The exception is to said judgment, it being the sole contention of the defendant that the order complained of is contrary to law since the sentencing court was without authority to revoke said sentences, the terms of which were not in effect at the time of the revocation hearing. Held:
1. While the sentencing court retains jurisdiction over any person placed on probation or given a suspended sentence during the term of said sentence and may revoke or rescind any or all of the probationary or suspended features of said sentence during the time originally prescribed for the same to run, the court has no power to amend such sentence or revoke its probationary or suspended feature before the term of said sentence has commenced to run (except in the case of the exercise of the plenary power of the court to amend, modify or rescind judgments during the term of court in which they are entered); and it is error to order the revocation of such sentence, the term of which is not in effect at the time of the purported revocation. Code Ann. 27-2709, 27-2714; Jackson v. State, 91 Ga. App. 291 (1) (85 SE2d 444)
2. Each succeeding sentence imposed herein would begin upon the date of the termination of the prior sentence, and this applies whether the period of the prior sentence was shortened because of good behavior or its terms otherwise varied. Jack- son v. State, 91 Ga. App. 291
, supra. It is impossible to ascertain from the record before this court which sentence of the various consecutive sentences imposed upon the defendant in this case was in effect and being served at the time the order of revocation was entered. It is manifest, however, from the record that the terms of the sentences imposed under counts 3 and 4 of the indictment, which sentences were the subject of the instant order of revocation, could not have been in effect at the same time since said sentences were to be served consecutively. Accordingly, since the court was without authority to revoke the probationary or suspended feature of any sentence, the term of which was not in effect at the time of the purported revocation, it follows that the order of revocation complained of was contrary to law, at least in part; and the judgment of the court is therefore reversed with direction that the court may enter a new order of revocation not inconsistent with the rulings herein made.
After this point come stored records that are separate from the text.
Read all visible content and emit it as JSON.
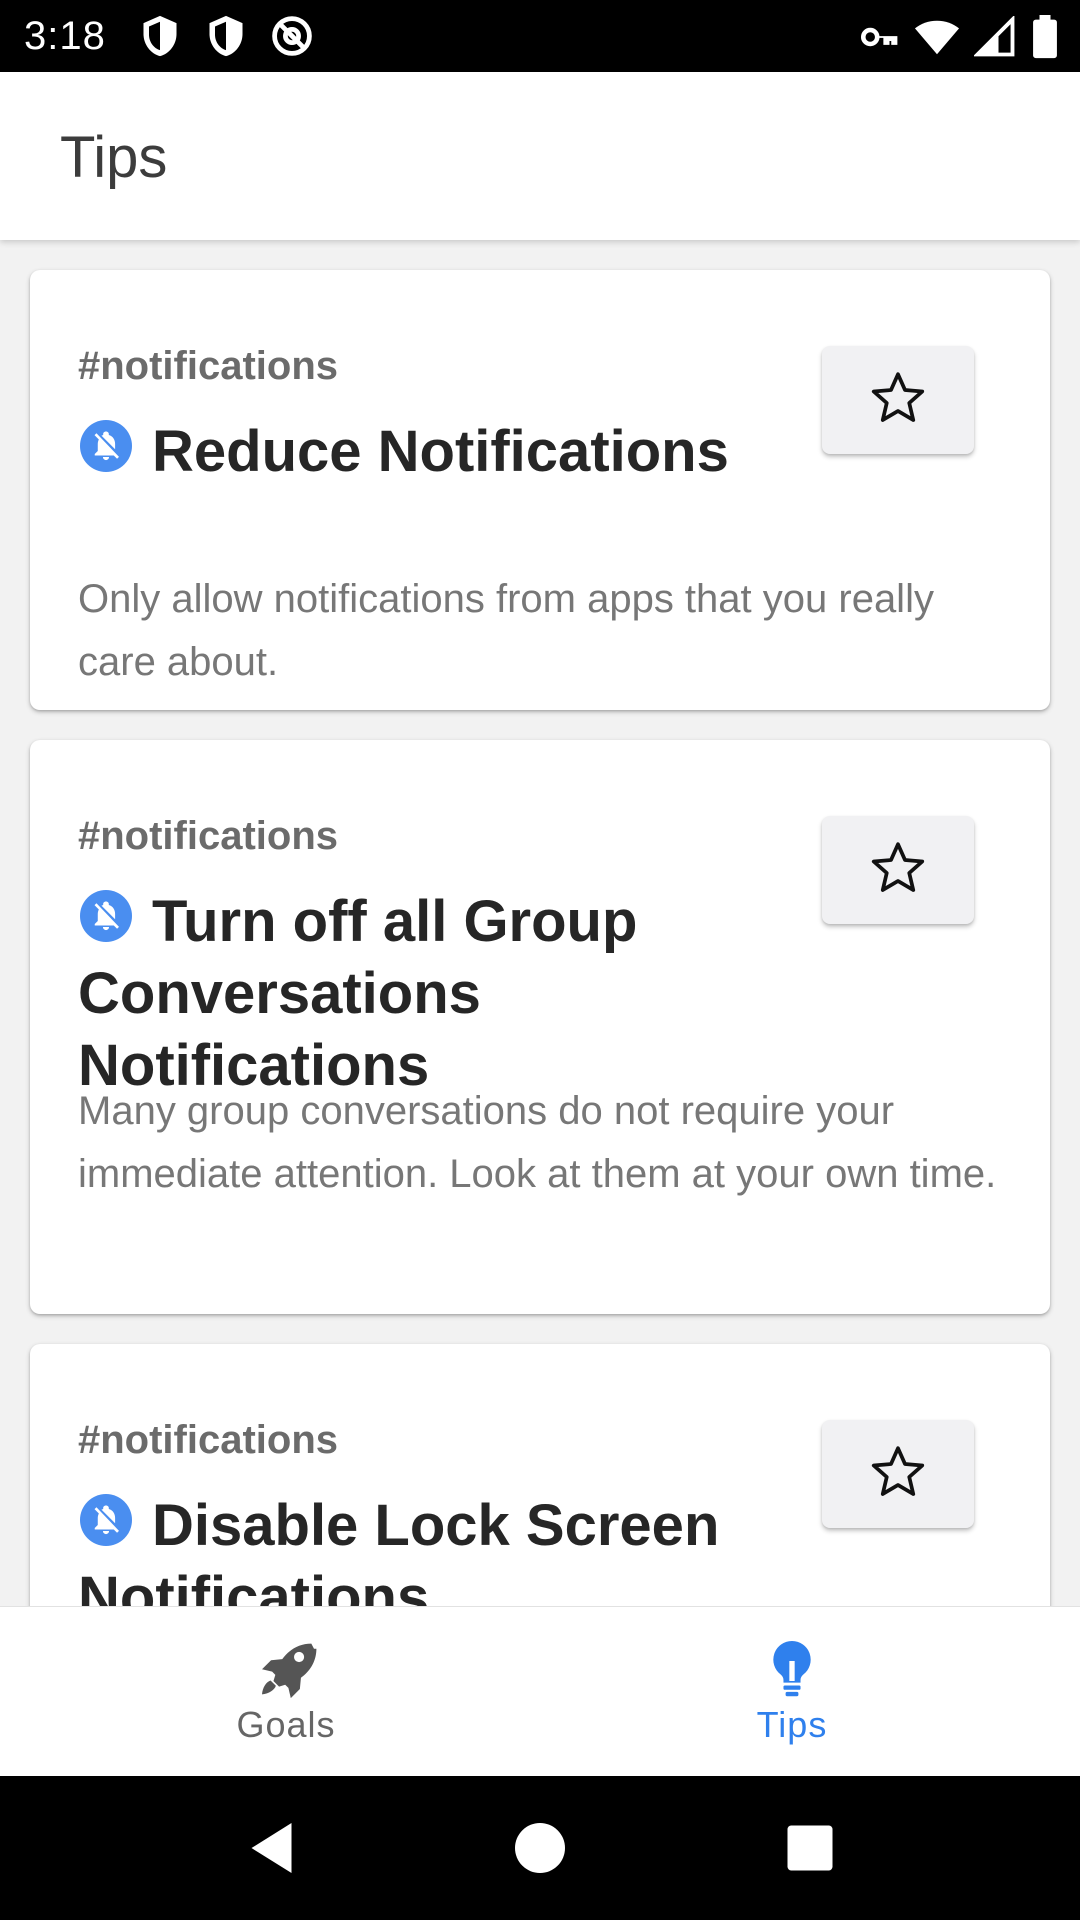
{
  "status_bar": {
    "time": "3:18",
    "left_icons": [
      "shield-icon",
      "shield-icon",
      "at-sign-icon"
    ],
    "right_icons": [
      "vpn-key-icon",
      "wifi-icon",
      "signal-icon",
      "battery-icon"
    ]
  },
  "app_bar": {
    "title": "Tips"
  },
  "cards": [
    {
      "tag": "#notifications",
      "icon": "notifications-off-icon",
      "title": "Reduce Notifications",
      "description": "Only allow notifications from apps that you really care about.",
      "favorite_icon": "star-outline-icon"
    },
    {
      "tag": "#notifications",
      "icon": "notifications-off-icon",
      "title": "Turn off all Group Conversations Notifications",
      "description": "Many group conversations do not require your immediate attention. Look at them at your own time.",
      "favorite_icon": "star-outline-icon"
    },
    {
      "tag": "#notifications",
      "icon": "notifications-off-icon",
      "title": "Disable Lock Screen Notifications",
      "description": "",
      "favorite_icon": "star-outline-icon"
    }
  ],
  "bottom_nav": {
    "items": [
      {
        "label": "Goals",
        "icon": "rocket-icon",
        "active": false
      },
      {
        "label": "Tips",
        "icon": "lightbulb-icon",
        "active": true
      }
    ]
  },
  "colors": {
    "accent": "#2f80ed",
    "inactive": "#666666",
    "notification_icon": "#4a8ef0"
  },
  "system_nav": {
    "icons": [
      "back-icon",
      "home-icon",
      "recents-icon"
    ]
  }
}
William T. Boyd, Solicitor General, E. L. Tiller, Walter LeCraw, contra.